A hantavirus of one of a group of viruses that may be carried by some rodents. Some hantaviruses can cause a rare but deadly disease called hantavirus pulmonary syndrome (HPS). Below is a brief overview of the causes, symptoms and treatments, plus links to more information.
Hantavirus Pulmonary Syndrome: Hantavirus pulmonary syndrome (HPS) is an infectious disease characterized by flu-like symptoms that can progress rapidly to potentially life-threatening breathing problems.
What Causes HPS? Several types of hantavirus can cause hantavirus pulmonary syndrome. They are carried by several types of rodents, particularly the deer mouse. People become infected primarily by breathing air infected with hantaviruses that are shed in rodent urine and droppings.
Is HPS Contagious? Yes and no. People who have the North American version of hantavirus pulmonary syndrome aren't contagious to other people. However, the milder South American variety of the disease can be transmitted from person to person.

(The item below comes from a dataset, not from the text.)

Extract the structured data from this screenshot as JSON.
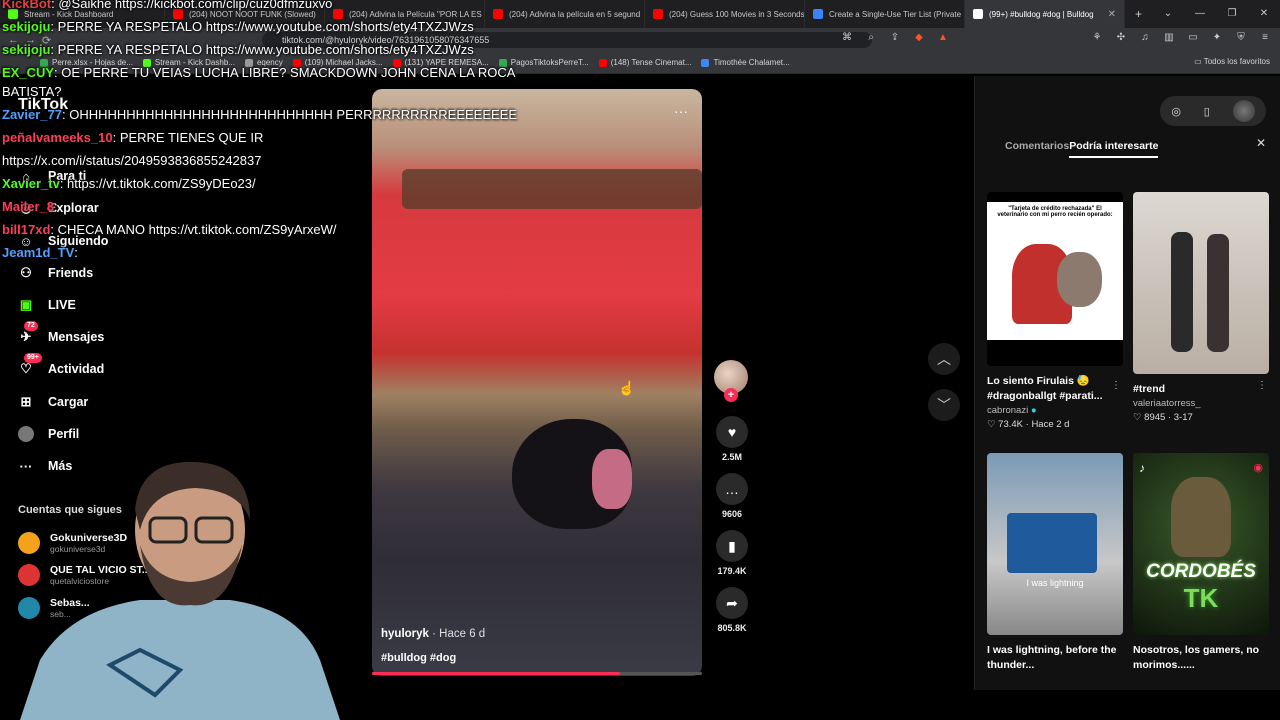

Signs & Symptoms: Symptoms of HPS may develop between one and five weeks after exposure to fresh urine, droppings or saliva of infected rodents. The early stages of infection are difficult to distinguish from the flu. Symptoms include:
- Fever and chills
- Muscle aches
- Abdominal pain
- Nausea, vomiting, and diarrhea
Four to 10 days later, more serious symptoms appear:
- Shortness of breath
- Tightness in the chest
- Fluid accumulating within the lungs
- Low blood pressure
- Reduced heart efficiency
Treatment & Remedies: Treatment options are limited. People with severe cases need immediate treatment in an intensive care unit. They will be intubated and given oxygen therapy to help them through the period of severe respiratory distress.
- HPS can be fatal. It has a mortality rate of 38 percent.
- HPS is most common in rural areas of the western United States during the spring and summer months.
- The chance of developing HPS is greater for people who work, live or play in spaces where rodents live.
Sources and More Information:
- Related Information from the Mayo Clinic
- Related Information from the Centers for Disease Control and Prevention
This information is not meant to provide specific medical advice. It is for educational purposes only. We recommend you consult a qualified health care professional for diagnoses and treatment advice, and call 9-1-1 in emergencies.